DATASET CONTENT »

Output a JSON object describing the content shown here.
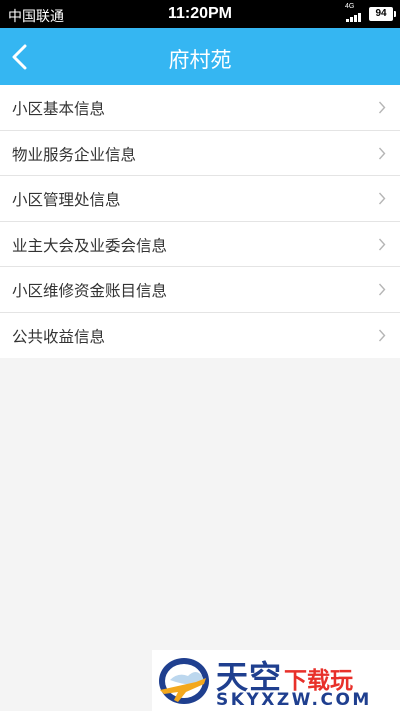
{
  "status_bar": {
    "carrier": "中国联通",
    "time": "11:20PM",
    "network": "4G",
    "battery": "94"
  },
  "header": {
    "title": "府村苑",
    "back_icon": "chevron-left-icon"
  },
  "menu": {
    "items": [
      {
        "label": "小区基本信息"
      },
      {
        "label": "物业服务企业信息"
      },
      {
        "label": "小区管理处信息"
      },
      {
        "label": "业主大会及业委会信息"
      },
      {
        "label": "小区维修资金账目信息"
      },
      {
        "label": "公共收益信息"
      }
    ]
  },
  "watermark": {
    "name": "天空",
    "tag": "下载玩",
    "url": "SKYXZW.COM"
  },
  "colors": {
    "nav_bar": "#35b6f2",
    "background": "#f4f4f4",
    "watermark_blue": "#1f3f8f",
    "watermark_red": "#e8302a"
  }
}
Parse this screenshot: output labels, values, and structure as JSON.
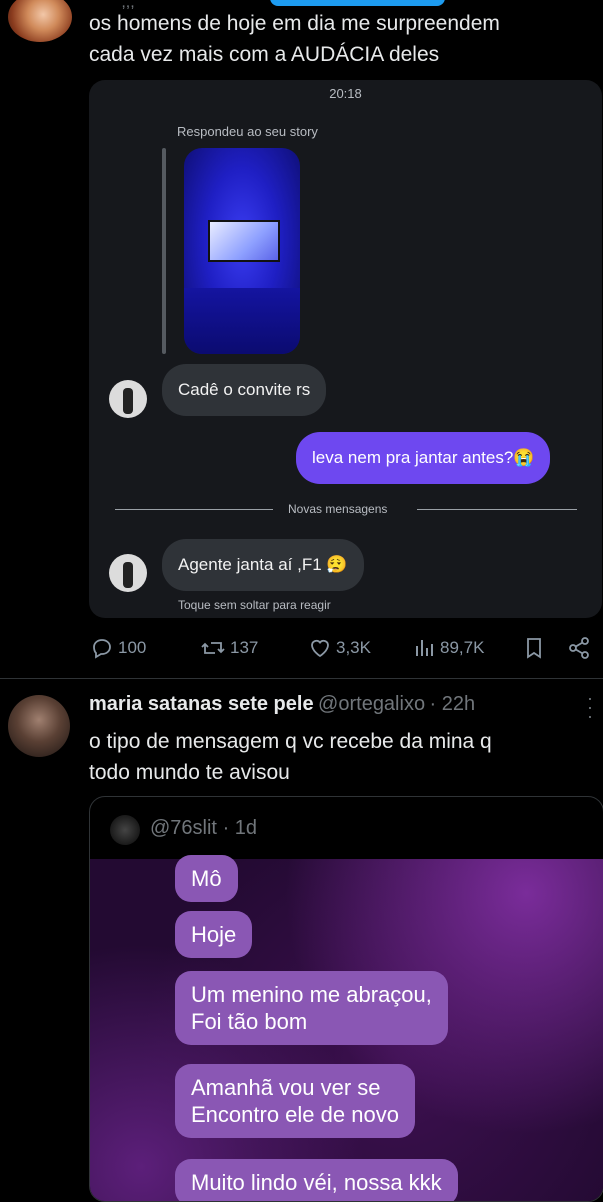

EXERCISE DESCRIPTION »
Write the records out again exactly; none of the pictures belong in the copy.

PROBLEM SOLUTION »
Output a JSON object describing the content shown here.
{
  "status_bar": {
    "carrier": "中国联通",
    "time": "11:20PM",
    "network": "4G",
    "battery": "94"
  },
  "header": {
    "title": "府村苑",
    "back_icon": "chevron-left-icon"
  },
  "menu": {
    "items": [
      {
        "label": "小区基本信息"
      },
      {
        "label": "物业服务企业信息"
      },
      {
        "label": "小区管理处信息"
      },
      {
        "label": "业主大会及业委会信息"
      },
      {
        "label": "小区维修资金账目信息"
      },
      {
        "label": "公共收益信息"
      }
    ]
  },
  "watermark": {
    "name": "天空",
    "tag": "下载玩",
    "url": "SKYXZW.COM"
  },
  "colors": {
    "nav_bar": "#35b6f2",
    "background": "#f4f4f4",
    "watermark_blue": "#1f3f8f",
    "watermark_red": "#e8302a"
  }
}
Parse this screenshot: output labels, values, and structure as JSON.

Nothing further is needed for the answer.